Jump to ContentJump to Main Navigation
Philosophic PrideStoicism and Political Thought from Lipsius to Rousseau$
Users without a subscription are not able to see the full content.

Christopher Brooke

Print publication date: 2012

Print ISBN-13: 9780691152080

Published to Princeton Scholarship Online: October 2017

DOI: 10.23943/princeton/9780691152080.001.0001

Show Summary Details
Page of

PRINTED FROM PRINCETON SCHOLARSHIP ONLINE (www.princeton.universitypressscholarship.com). (c) Copyright Princeton University Press, 2021. All Rights Reserved. An individual user may print out a PDF of a single chapter of a monograph in PRSO for personal use.date: 26 September 2021

Grotius, Stoicism, and Oikeiosis

Grotius, Stoicism, and Oikeiosis

(p.37) Chapter Two Grotius, Stoicism, and Oikeiosis
Philosophic Pride

Christopher Brooke

Princeton University Press

This chapter turns to Hugo Grotius and to the origins of the modern natural rights tradition in a reworking of Ciceronian Stoicism. It first argues that there is a close fit between the general structure of a Ciceronian Stoic natural law theory and the argument that Grotius builds in his Prolegomena to De Jure Belli ac Pacis (1631). Next, the chapter notes that the Stoic concern with autonomy combined with regulating practical deliberation is what gives us this distinctive argument, in which strong claims about the natural sociability of human beings end up issuing in a theory characterised above all by rights that separate people and their property off from one another. Finally, although Grotius calls oikeiosis (a desire for society) the appetitus societatis, he in fact works far more closely with Stoic sources on the side of personal oikeiosis rather than on the side of social oikeiosis.

Keywords:   Hugo Grotius, Ciceronian Stoicism, natural rights tradition, De Jure Belli ac Pacis, human sociability, oikeiosis, appetitus societatis

Princeton Scholarship Online requires a subscription or purchase to access the full text of books within the service. Public users can however freely search the site and view the abstracts and keywords for each book and chapter.

Please, subscribe or login to access full text content.

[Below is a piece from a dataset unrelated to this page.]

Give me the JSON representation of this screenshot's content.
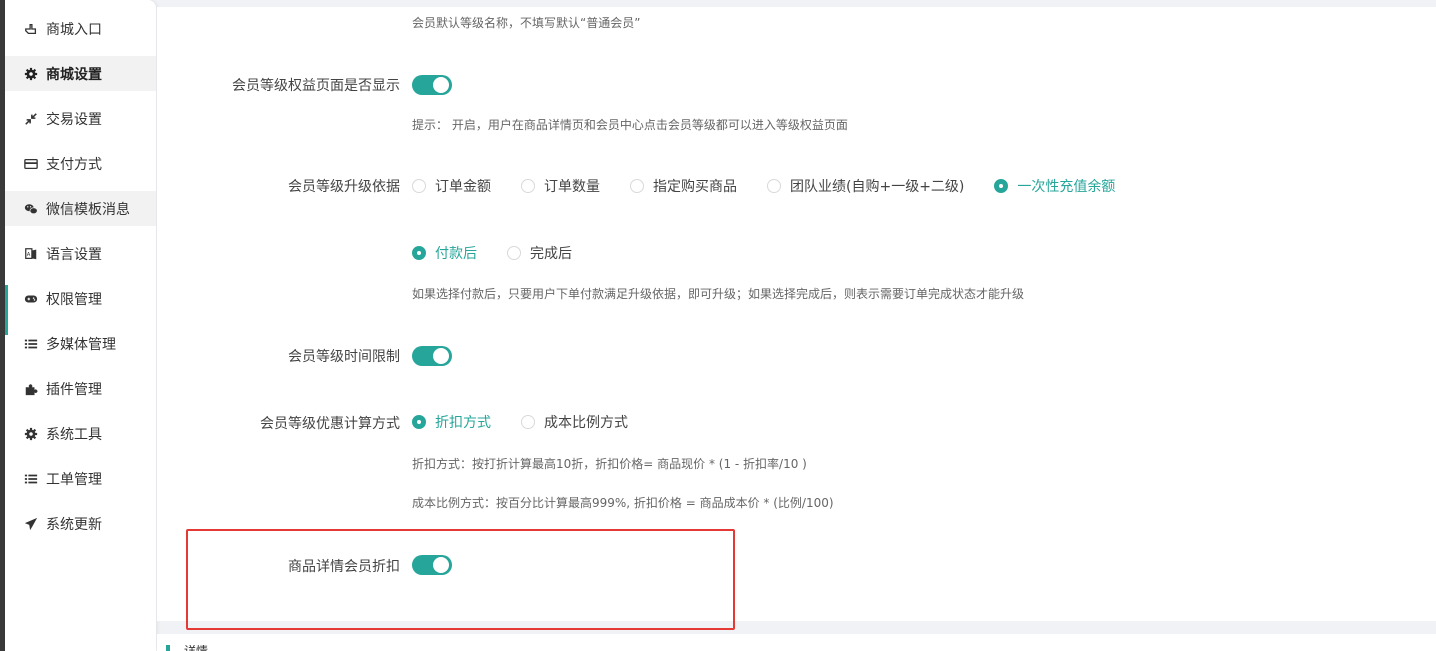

If you think you should have access to this title, please contact your librarian.

To troubleshoot, please check our FAQs , and if you can't find the answer there, please contact us.